# Normal force

In mechanics, the **normal force** is the component, perpendicular to the surface (surface being a plane) of contact, of the contact force exerted on an object by, for example, the surface of a floor or wall, preventing the object from falling. Here "normal" refers to the geometry terminology for being perpendicular, as opposed the common language use of "normal" meaning common or expected. For example, consider a person standing still on the ground, in which case the ground reaction force reduces to the normal force. In another common situation, if an object hits a surface with some speed, and the surface can withstand it, the normal force provides for a rapid deceleration, which will depend on the flexibility of the surface.

## Equations

In a simple case such as an object resting upon a table, the normal force on the object is equal but in opposite direction to the gravitational force applied on the object (or the weight of the object), that is, , where *m* is mass, and *g* is the gravitational field strength (about 9.81 m/s^{2} on Earth). The normal force here represents the force applied by the table against the object that prevents it from sinking through the table, and requires that the table is sturdy enough to deliver this normal force without breaking.

Where an object rests on an incline, the normal force is perpendicular to the plane the object rests on. Still, the normal force will be as large as necessary to prevent sinking through the surface, presuming the surface is sturdy enough. The strength of the force can be calculated as:

where *N* is the normal force, *m* is the mass of the object, *g* is the gravitational field strength, and *θ* is the angle of the inclined surface measured from the horizontal.

The normal force is one of several forces which act on the object. In the simple situations so far considered, the most important other forces acting on it are friction and the force of gravity.

### Using vectors

In general, the magnitude of the normal force, *N*, is the projection of the net surface interaction force, *T*, in the normal direction, **n**, and so the normal force vector can be found by scaling the normal direction by the net surface interaction force. The surface interaction force, in turn, is equal to the dot product of the unit normal with the Cauchy stress tensor describing the stress state of the surface. That is,

Or, in indicial notation,

The parallel shear component of the contact force is known as the frictional force ().

The static coefficient of friction for an object on an inclined plane can be calculated as follows:^{[1]}

for an object on the point of sliding where is the angle between the slope and the horizontal.

## Real-world applications

For a person standing in an elevator either stationary or moving at constant velocity, the normal force on the person's feet balances the person's weight. In an elevator that is accelerating upward, the normal force is greater than the person's ground weight and so the person's perceived weight increases (making the person feel heavier). In an elevator that is accelerating downward, the normal force is less than the person's ground weight and so a passenger's perceived weight decreases. If a passenger were to stand on a "weighing scale", such as a conventional bathroom scale, while riding the elevator, the scale will be reading the normal force it delivers to the passenger's feet, and will be different than the person's ground weight if the elevator cab is *accelerating* up or down. The weighing scale measures normal force (which varies as the elevator cab accelerates), not gravitational force (which does not vary as the cab accelerates). It is impossible to measure true gravitational force without knowledge of the motion of one's immediate environment.

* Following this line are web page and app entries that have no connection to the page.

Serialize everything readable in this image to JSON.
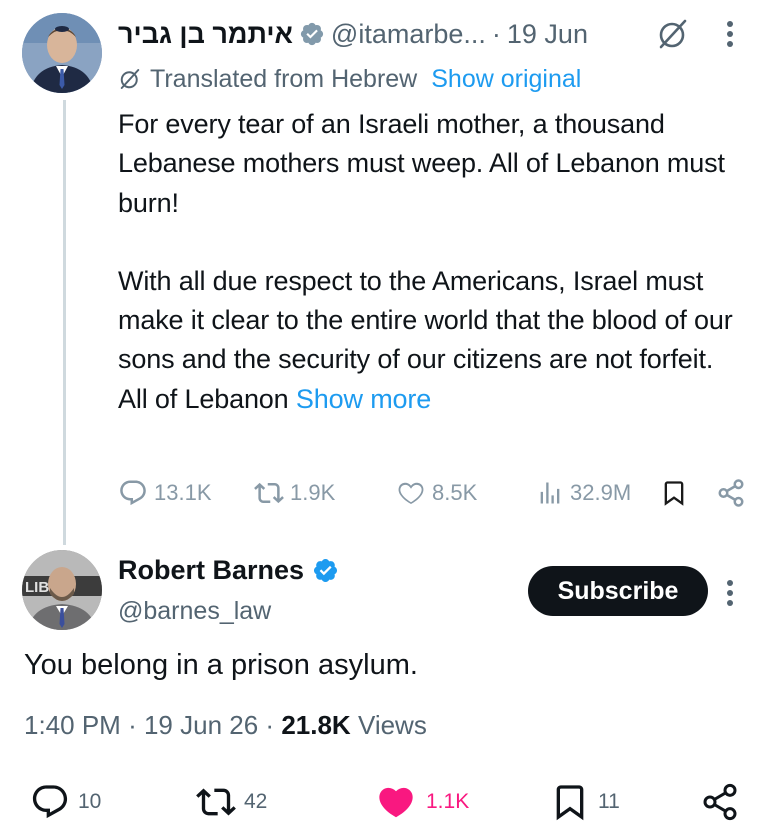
{
  "parent_tweet": {
    "display_name": "איתמר בן גביר",
    "handle": "@itamarbe...",
    "separator": "·",
    "date": "19 Jun",
    "translated_label": "Translated from Hebrew",
    "show_original_label": "Show original",
    "paragraph_1": "For every tear of an Israeli mother, a thousand Lebanese mothers must weep. All of Lebanon must burn!",
    "paragraph_2": "With all due respect to the Americans, Israel must make it clear to the entire world that the blood of our sons and the security of our citizens are not forfeit. All of Lebanon",
    "show_more_label": "Show more",
    "actions": {
      "replies": "13.1K",
      "reposts": "1.9K",
      "likes": "8.5K",
      "views": "32.9M"
    },
    "icons": [
      "avatar",
      "verified-badge-icon",
      "grok-icon",
      "more-icon",
      "reply-icon",
      "repost-icon",
      "like-icon",
      "views-icon",
      "bookmark-icon",
      "share-icon"
    ]
  },
  "reply_tweet": {
    "display_name": "Robert Barnes",
    "handle": "@barnes_law",
    "subscribe_label": "Subscribe",
    "text": "You belong in a prison asylum.",
    "time": "1:40 PM",
    "meta_separator": "·",
    "date": "19 Jun 26",
    "views_count": "21.8K",
    "views_label": "Views",
    "avatar_logo_text": "LIBWO",
    "actions": {
      "replies": "10",
      "reposts": "42",
      "likes": "1.1K",
      "bookmarks": "11"
    }
  },
  "colors": {
    "text": "#0f1419",
    "secondary": "#536471",
    "link_blue": "#1d9bf0",
    "verified_blue": "#1d9bf0",
    "like_pink": "#f91880",
    "subscribe_bg": "#0f1419"
  }
}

When we define upward to be the positive direction, constructing Newton's second law and solving for the normal force on a passenger yields the following equation:

## References

- ↑ Nichols, Edward Leamington; Franklin, William Suddards (1898).
*The Elements of Physics***1**. Macmillan. p. 101.